- WHAT YOU ARE ASKED TO DO -
Locate every line in the records below that holds the word "perinthalmanna" and return each one.

DATA TO USE Start Marker

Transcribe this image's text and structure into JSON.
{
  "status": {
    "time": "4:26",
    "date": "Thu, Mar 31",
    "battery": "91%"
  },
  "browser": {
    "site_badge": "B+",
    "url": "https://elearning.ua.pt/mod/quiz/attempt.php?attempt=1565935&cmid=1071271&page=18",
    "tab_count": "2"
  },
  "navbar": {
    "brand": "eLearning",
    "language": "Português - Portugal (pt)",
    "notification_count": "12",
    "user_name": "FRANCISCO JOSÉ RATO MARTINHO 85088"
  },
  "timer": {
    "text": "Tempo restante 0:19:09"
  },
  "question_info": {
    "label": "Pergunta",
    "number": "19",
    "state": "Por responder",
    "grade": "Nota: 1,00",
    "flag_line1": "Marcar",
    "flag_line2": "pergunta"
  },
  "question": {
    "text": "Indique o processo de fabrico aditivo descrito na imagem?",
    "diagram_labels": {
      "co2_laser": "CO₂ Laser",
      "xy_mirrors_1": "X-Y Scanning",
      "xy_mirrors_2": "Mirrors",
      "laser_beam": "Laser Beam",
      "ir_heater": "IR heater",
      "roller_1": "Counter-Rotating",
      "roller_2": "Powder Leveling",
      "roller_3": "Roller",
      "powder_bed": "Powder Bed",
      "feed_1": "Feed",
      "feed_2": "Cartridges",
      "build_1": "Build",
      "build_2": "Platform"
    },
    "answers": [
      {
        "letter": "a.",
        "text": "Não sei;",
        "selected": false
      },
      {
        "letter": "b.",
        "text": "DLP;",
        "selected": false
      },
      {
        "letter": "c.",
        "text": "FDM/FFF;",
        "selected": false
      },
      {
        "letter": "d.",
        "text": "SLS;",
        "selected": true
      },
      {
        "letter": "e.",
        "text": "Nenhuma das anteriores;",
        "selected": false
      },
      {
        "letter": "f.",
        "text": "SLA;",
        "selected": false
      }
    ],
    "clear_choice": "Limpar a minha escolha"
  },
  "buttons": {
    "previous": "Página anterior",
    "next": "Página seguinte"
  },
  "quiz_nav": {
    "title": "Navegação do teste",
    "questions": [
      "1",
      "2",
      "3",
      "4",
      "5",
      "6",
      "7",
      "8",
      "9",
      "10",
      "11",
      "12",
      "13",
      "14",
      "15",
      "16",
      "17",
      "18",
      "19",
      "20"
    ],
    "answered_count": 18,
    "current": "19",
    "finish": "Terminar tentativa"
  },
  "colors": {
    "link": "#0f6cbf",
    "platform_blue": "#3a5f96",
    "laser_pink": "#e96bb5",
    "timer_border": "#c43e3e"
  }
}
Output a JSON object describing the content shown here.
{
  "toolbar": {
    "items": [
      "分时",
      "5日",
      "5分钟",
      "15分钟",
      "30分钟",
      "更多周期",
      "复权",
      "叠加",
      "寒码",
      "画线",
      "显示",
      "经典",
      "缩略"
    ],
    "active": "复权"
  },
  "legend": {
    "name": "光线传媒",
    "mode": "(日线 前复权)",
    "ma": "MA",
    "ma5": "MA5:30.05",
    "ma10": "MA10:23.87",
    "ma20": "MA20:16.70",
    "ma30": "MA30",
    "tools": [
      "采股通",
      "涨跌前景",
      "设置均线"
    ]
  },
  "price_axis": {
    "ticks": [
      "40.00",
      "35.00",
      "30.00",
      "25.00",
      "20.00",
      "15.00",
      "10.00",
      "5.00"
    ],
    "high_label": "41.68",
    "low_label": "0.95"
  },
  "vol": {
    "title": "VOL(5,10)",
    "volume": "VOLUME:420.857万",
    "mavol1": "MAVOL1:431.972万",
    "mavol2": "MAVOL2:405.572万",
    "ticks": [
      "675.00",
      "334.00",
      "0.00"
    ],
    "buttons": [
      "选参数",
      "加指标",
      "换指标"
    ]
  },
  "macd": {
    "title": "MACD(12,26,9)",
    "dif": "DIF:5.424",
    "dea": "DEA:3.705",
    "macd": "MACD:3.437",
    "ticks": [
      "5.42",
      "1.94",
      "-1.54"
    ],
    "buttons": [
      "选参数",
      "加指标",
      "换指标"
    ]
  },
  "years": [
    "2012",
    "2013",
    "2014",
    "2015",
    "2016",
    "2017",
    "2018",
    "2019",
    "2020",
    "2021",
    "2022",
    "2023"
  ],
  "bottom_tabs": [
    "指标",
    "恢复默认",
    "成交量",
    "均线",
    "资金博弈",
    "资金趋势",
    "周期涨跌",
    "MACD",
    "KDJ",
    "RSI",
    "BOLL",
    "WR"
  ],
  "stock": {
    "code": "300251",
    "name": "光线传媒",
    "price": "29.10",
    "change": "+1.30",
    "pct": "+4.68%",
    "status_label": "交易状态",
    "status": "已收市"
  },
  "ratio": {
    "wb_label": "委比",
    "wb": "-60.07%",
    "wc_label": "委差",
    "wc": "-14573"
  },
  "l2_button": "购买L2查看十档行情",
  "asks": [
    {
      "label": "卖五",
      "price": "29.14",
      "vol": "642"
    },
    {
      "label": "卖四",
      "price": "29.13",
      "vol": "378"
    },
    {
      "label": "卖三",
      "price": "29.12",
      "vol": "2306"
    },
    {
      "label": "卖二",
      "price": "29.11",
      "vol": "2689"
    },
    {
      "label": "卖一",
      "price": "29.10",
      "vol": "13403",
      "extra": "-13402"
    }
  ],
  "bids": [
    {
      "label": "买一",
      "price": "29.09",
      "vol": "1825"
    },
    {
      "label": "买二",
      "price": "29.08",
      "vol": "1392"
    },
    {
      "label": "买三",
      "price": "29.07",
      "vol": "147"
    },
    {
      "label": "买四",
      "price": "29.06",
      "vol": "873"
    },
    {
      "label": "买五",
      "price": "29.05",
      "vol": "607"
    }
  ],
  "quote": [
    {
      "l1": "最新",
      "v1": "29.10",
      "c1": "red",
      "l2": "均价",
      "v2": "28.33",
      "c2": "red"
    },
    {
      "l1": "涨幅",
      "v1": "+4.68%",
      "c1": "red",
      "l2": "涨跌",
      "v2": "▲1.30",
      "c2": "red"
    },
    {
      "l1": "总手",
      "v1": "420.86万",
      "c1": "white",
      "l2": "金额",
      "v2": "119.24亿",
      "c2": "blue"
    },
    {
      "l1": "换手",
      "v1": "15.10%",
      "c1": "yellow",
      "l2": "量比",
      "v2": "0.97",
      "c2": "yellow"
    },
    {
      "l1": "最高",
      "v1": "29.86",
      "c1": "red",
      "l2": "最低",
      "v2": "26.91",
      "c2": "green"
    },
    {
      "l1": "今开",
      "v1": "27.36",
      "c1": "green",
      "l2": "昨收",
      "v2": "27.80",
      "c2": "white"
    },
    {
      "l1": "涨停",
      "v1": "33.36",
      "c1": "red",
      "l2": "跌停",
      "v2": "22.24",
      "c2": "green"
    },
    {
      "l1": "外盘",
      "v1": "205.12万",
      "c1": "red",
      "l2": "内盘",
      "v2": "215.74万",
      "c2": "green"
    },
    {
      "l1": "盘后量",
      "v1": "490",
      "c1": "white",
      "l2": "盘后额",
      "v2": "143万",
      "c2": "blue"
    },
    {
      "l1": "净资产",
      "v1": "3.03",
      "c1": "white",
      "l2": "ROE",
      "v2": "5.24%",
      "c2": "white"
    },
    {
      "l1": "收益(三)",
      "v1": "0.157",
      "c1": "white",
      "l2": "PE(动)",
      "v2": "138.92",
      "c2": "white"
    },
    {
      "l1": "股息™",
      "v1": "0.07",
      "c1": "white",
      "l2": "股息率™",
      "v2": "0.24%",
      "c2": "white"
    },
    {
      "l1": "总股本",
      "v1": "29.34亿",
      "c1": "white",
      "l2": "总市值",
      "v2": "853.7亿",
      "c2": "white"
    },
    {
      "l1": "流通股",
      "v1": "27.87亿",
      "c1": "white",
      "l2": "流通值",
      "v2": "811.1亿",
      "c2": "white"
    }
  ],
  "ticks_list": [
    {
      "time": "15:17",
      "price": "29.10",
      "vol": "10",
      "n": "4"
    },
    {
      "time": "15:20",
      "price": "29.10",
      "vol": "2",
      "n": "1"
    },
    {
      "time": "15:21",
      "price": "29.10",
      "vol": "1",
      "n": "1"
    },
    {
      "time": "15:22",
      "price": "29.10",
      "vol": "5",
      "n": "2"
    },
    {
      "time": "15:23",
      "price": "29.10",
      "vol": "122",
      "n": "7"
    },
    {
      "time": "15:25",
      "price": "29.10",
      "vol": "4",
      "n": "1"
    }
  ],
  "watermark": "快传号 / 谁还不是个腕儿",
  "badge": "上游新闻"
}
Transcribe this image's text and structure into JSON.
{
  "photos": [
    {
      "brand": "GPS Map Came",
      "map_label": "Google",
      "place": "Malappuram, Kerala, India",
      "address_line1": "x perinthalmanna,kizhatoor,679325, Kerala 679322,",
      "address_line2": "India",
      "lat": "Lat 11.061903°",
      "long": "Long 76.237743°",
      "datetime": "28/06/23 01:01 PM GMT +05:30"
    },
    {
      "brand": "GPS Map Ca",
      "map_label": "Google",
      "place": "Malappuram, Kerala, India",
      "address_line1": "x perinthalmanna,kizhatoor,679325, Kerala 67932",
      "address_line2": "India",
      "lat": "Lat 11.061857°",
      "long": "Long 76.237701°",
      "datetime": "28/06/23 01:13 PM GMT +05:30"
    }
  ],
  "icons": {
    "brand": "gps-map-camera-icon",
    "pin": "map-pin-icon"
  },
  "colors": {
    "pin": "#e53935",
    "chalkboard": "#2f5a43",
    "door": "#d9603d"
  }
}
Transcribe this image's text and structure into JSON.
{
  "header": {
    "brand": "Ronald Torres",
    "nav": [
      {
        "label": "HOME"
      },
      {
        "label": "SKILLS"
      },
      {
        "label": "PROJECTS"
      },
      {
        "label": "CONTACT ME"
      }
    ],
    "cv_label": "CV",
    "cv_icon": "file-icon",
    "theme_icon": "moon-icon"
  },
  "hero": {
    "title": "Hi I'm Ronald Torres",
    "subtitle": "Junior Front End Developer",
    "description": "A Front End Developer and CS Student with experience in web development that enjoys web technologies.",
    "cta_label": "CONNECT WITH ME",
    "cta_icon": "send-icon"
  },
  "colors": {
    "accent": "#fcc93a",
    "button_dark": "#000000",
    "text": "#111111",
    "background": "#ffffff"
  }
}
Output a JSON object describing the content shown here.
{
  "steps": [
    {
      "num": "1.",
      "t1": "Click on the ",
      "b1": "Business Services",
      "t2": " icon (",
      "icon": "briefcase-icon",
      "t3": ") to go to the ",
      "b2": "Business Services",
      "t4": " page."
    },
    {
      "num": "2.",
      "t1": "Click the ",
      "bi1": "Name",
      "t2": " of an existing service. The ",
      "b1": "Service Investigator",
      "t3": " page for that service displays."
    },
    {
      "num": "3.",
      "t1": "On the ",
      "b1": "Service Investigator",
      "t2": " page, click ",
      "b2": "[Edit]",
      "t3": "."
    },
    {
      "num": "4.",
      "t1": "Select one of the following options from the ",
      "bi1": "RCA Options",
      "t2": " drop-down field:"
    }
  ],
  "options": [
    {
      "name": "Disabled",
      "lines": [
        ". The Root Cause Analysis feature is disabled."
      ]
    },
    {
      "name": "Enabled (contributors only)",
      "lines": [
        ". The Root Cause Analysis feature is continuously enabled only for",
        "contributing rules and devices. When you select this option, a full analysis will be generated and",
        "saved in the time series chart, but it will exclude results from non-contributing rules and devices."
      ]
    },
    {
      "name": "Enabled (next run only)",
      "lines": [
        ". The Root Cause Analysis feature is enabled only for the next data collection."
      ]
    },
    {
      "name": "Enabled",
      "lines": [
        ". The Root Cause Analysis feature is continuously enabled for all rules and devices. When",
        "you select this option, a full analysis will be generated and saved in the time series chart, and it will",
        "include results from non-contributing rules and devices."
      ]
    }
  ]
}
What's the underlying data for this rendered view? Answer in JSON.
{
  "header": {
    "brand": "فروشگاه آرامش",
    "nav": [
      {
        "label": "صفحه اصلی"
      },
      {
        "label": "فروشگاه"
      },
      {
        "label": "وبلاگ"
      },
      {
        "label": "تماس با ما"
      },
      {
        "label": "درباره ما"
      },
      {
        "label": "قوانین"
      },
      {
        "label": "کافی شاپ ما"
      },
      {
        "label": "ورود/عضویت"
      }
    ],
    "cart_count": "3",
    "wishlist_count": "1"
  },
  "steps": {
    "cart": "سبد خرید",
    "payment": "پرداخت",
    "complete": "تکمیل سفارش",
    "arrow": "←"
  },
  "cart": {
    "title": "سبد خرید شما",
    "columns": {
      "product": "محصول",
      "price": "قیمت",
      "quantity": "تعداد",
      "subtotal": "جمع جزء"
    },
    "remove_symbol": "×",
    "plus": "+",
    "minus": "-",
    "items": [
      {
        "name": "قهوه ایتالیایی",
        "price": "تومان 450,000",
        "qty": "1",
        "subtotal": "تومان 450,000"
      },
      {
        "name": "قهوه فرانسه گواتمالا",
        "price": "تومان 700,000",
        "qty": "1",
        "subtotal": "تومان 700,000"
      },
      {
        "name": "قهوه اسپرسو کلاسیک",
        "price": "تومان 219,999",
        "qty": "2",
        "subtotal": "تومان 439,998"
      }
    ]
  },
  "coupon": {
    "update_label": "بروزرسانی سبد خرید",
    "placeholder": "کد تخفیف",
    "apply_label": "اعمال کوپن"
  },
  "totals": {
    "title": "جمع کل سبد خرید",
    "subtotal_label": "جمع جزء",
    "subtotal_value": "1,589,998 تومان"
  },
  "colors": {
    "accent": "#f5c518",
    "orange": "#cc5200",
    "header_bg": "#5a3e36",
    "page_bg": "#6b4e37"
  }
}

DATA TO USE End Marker

- RESULT OF THE TASK -
      "address_line1": "x perinthalmanna,kizhatoor,679325, Kerala 679322,",
      "address_line1": "x perinthalmanna,kizhatoor,679325, Kerala 67932",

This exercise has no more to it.